What's your problem?

My business partner refuses to adapt - how should I handle it?

by Jeremy Bullmore
Last Updated: 31 Aug 2010

Q: I am a director sharing a small business 50/50. Times have changed over the years, and I have developed skills to remain productive. Unfortunately, my business partner seems stuck in a rut and unable to apply himself. He is also spending long periods of time on the internet, private eBay bidding and viewing pornographic content. I have worked with him for nearly 18 years (not on equal terms) and find I cannot approach him to discuss my disapproval and disappointment at his lack of interest in adapting to survive. How would you handle this?

A: What's happened, of course - which I'm sure you realise - is that you've postponed making an issue of your partner's inadequacies for so long that you now find it absolutely impossible to raise the subject. Meanwhile, he goes blithely on, presumably choosing to be unaware of your dissatisfaction, while your own frustration and sense of injustice continue to fester.

The risk is that you'll finally snap and accuse him of something that seems relatively trivial - his use of pornography, for example - when the malaise is far deeper than that. It's like the old story of the deeply unhappy wife who, after years of silent misery, finally loses patience with her husband for leaving the top off the toothpaste. The result: instead of making a reasoned and entirely justified case for change, the complainant emerges as petty and vengeful. The argument is lost before it has been put.

What's clear is that you can't drift on like this. Moreover, nothing is likely to happen of its own accord that would prompt an open discussion of your relationship. So I strongly suggest that you find - or if necessary invent - some reason for a formal review of your business: the start of a new year, some imminent change in market conditions, an anniversary; it hardly matters what pretext you choose as long as the review is seen to be long-term and general. It would also help a very great deal if you know of someone, knowledgeable enough about your business but strictly an outsider, who could act as a disinterested moderator. Ideally, this person would be both known to and trusted by your partner.

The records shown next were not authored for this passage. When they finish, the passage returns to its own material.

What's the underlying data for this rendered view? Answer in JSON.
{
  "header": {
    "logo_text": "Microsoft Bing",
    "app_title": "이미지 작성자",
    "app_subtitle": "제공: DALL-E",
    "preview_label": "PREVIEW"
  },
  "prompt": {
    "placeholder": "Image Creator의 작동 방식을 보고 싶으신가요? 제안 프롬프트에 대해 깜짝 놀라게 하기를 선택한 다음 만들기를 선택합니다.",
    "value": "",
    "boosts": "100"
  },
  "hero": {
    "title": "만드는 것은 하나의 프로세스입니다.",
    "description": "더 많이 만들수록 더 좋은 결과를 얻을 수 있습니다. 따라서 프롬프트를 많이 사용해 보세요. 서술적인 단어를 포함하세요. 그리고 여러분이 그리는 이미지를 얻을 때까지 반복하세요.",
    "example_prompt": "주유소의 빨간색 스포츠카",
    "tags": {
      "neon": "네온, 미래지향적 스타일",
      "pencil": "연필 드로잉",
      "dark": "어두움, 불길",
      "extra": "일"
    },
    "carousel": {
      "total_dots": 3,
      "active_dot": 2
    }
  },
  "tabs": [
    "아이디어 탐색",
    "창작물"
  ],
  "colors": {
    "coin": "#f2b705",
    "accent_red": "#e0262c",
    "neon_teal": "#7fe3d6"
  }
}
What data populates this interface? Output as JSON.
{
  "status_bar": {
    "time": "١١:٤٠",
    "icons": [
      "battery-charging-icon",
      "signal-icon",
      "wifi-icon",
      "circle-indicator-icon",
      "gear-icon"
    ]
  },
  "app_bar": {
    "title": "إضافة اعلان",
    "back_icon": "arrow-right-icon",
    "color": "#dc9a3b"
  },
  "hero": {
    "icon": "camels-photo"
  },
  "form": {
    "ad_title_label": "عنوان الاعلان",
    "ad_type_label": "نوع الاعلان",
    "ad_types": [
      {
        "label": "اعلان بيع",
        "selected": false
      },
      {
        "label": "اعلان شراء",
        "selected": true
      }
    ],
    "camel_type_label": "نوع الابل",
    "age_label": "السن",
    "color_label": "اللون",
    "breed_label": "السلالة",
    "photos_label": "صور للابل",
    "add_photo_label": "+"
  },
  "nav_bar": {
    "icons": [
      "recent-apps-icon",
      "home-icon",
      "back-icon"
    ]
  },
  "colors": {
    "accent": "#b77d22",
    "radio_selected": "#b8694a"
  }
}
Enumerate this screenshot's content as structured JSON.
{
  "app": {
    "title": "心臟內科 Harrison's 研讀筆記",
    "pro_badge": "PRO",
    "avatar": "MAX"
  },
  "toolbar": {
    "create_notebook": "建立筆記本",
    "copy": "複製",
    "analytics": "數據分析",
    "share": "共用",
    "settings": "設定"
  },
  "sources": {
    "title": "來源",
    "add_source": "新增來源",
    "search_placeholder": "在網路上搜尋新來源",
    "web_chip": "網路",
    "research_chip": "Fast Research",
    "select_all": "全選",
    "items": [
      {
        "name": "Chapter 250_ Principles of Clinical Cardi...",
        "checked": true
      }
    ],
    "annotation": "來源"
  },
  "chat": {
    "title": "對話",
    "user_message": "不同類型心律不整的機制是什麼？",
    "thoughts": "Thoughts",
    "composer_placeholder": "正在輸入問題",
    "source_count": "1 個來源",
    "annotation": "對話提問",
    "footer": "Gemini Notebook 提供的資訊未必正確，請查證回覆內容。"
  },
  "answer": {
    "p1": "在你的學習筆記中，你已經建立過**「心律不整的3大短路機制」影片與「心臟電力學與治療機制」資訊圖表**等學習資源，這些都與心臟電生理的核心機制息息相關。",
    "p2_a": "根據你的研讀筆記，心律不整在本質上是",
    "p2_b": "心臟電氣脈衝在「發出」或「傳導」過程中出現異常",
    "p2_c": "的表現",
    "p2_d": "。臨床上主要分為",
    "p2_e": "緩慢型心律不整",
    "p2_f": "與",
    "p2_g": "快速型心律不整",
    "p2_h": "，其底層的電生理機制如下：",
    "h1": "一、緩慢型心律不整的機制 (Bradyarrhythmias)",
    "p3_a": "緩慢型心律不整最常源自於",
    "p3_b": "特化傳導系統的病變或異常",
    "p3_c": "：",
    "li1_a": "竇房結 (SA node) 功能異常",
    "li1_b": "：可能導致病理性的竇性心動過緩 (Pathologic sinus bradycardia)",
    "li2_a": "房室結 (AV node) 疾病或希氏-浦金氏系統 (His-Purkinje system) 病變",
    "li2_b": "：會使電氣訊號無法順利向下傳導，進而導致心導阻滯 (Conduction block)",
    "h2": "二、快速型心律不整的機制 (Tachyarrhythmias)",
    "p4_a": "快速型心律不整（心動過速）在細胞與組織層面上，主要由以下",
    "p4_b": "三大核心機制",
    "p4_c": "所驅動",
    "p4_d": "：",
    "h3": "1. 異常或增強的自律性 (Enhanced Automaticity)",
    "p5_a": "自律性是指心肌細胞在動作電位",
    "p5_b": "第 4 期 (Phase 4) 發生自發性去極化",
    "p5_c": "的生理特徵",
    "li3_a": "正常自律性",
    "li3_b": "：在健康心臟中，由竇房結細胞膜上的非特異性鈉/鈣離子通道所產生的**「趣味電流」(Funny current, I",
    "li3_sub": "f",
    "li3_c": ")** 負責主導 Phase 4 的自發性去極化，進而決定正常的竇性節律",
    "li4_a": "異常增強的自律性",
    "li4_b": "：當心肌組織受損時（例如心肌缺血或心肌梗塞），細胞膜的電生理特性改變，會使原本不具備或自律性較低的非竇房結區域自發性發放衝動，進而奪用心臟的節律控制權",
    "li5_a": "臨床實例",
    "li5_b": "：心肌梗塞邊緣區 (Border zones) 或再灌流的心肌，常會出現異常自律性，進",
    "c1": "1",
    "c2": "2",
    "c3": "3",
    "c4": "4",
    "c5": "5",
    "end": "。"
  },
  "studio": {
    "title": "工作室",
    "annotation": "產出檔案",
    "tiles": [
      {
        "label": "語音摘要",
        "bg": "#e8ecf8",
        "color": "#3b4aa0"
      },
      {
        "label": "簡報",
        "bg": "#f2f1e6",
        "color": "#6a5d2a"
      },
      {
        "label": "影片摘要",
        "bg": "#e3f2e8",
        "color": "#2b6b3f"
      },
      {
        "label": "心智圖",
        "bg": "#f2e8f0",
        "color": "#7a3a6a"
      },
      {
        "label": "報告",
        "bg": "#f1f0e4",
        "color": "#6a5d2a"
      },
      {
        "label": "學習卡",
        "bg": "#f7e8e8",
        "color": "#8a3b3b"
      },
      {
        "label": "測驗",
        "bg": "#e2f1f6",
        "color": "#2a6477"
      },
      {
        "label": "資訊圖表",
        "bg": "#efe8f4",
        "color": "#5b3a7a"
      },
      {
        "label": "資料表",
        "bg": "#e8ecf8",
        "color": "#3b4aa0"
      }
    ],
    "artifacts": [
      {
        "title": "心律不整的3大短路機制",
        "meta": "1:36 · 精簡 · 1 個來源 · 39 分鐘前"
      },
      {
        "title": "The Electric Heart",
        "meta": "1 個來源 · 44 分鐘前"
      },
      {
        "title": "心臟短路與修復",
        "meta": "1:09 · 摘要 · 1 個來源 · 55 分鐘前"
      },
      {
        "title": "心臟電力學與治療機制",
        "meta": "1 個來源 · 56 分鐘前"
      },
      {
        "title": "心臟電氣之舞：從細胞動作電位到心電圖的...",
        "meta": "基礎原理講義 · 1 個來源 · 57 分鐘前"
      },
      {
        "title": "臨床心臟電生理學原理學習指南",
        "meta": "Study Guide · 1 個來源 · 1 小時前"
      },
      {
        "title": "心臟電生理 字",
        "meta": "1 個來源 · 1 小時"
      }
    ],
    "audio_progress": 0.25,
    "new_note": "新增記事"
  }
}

If he objects to this suggestion, you have every reason to air your dissatisfactions immediately. In fact, you have no choice. If he agrees, then it should be quite clear by the end of the review that the contributions that the two of you are making are deeply inequitable and that changes urgently need to be made.

None of this will be easy, or probably bloodless. You'll have to think through the financial implications very carefully beforehand, as buying him out will certainly be an option. But I can think of no other way by which essential resolution will be reached.

- Jeremy Bullmore is a former creative director and chairman of J Walter Thompson London. His book Another Bad Day at the Office is published by Penguin at £6.99. Address your problem to Jeremy Bullmore at: editorial@mtmagazine.co.uk. Regrettably, no correspondence can be entered into.

Find this article useful?

Get more great articles like this in your inbox every lunchtime

Upcoming Events

Subscribe

Get your essential reading delivered. Subscribe to Management Today